**ASSIGNED TASK**
Set down all the lines below, each one exactly as shown.

---------- DATA RECORDS ----------

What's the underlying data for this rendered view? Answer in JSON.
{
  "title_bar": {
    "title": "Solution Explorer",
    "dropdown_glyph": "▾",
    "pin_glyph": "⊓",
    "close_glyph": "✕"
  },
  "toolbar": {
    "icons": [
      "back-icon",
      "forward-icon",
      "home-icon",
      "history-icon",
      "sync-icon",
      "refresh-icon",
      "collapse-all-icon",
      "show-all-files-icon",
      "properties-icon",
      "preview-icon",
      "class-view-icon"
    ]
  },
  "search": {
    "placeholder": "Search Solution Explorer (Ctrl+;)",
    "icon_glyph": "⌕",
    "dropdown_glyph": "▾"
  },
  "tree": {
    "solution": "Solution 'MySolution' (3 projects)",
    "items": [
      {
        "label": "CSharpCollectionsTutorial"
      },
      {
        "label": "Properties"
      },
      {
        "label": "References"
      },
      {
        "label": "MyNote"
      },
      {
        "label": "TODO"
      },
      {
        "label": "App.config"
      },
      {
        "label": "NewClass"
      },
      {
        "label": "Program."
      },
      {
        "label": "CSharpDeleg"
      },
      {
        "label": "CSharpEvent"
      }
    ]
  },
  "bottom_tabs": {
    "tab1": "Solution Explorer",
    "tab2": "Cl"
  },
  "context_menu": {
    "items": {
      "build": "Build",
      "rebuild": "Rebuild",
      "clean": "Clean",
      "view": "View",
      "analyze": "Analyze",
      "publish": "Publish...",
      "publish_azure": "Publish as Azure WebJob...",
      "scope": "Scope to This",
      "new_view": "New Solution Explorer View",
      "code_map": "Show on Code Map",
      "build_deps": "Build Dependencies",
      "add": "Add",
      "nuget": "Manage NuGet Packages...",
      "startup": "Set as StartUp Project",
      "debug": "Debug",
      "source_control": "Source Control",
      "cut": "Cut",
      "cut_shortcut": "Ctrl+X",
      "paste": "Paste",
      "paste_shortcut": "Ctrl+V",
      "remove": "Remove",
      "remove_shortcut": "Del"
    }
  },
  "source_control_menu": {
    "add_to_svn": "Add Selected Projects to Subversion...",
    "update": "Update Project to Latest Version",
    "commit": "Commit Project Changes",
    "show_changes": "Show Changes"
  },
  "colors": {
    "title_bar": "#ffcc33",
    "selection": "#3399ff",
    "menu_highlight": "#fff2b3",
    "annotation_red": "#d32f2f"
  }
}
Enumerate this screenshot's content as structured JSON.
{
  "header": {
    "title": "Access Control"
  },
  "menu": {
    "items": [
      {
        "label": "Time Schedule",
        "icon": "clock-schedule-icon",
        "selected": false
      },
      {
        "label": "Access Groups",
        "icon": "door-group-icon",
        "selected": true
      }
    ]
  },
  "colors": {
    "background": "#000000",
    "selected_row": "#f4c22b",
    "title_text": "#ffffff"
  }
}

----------

**RESPONSE TO THIS EXERCISE**
What's the underlying data for this rendered view? Answer in JSON.
{
  "title_bar": {
    "title": "Solution Explorer",
    "dropdown_glyph": "▾",
    "pin_glyph": "⊓",
    "close_glyph": "✕"
  },
  "toolbar": {
    "icons": [
      "back-icon",
      "forward-icon",
      "home-icon",
      "history-icon",
      "sync-icon",
      "refresh-icon",
      "collapse-all-icon",
      "show-all-files-icon",
      "properties-icon",
      "preview-icon",
      "class-view-icon"
    ]
  },
  "search": {
    "placeholder": "Search Solution Explorer (Ctrl+;)",
    "icon_glyph": "⌕",
    "dropdown_glyph": "▾"
  },
  "tree": {
    "solution": "Solution 'MySolution' (3 projects)",
    "items": [
      {
        "label": "CSharpCollectionsTutorial"
      },
      {
        "label": "Properties"
      },
      {
        "label": "References"
      },
      {
        "label": "MyNote"
      },
      {
        "label": "TODO"
      },
      {
        "label": "App.config"
      },
      {
        "label": "NewClass"
      },
      {
        "label": "Program."
      },
      {
        "label": "CSharpDeleg"
      },
      {
        "label": "CSharpEvent"
      }
    ]
  },
  "bottom_tabs": {
    "tab1": "Solution Explorer",
    "tab2": "Cl"
  },
  "context_menu": {
    "items": {
      "build": "Build",
      "rebuild": "Rebuild",
      "clean": "Clean",
      "view": "View",
      "analyze": "Analyze",
      "publish": "Publish...",
      "publish_azure": "Publish as Azure WebJob...",
      "scope": "Scope to This",
      "new_view": "New Solution Explorer View",
      "code_map": "Show on Code Map",
      "build_deps": "Build Dependencies",
      "add": "Add",
      "nuget": "Manage NuGet Packages...",
      "startup": "Set as StartUp Project",
      "debug": "Debug",
      "source_control": "Source Control",
      "cut": "Cut",
      "cut_shortcut": "Ctrl+X",
      "paste": "Paste",
      "paste_shortcut": "Ctrl+V",
      "remove": "Remove",
      "remove_shortcut": "Del"
    }
  },
  "source_control_menu": {
    "add_to_svn": "Add Selected Projects to Subversion...",
    "update": "Update Project to Latest Version",
    "commit": "Commit Project Changes",
    "show_changes": "Show Changes"
  },
  "colors": {
    "title_bar": "#ffcc33",
    "selection": "#3399ff",
    "menu_highlight": "#fff2b3",
    "annotation_red": "#d32f2f"
  }
}
Enumerate this screenshot's content as structured JSON.
{
  "header": {
    "title": "Access Control"
  },
  "menu": {
    "items": [
      {
        "label": "Time Schedule",
        "icon": "clock-schedule-icon",
        "selected": false
      },
      {
        "label": "Access Groups",
        "icon": "door-group-icon",
        "selected": true
      }
    ]
  },
  "colors": {
    "background": "#000000",
    "selected_row": "#f4c22b",
    "title_text": "#ffffff"
  }
}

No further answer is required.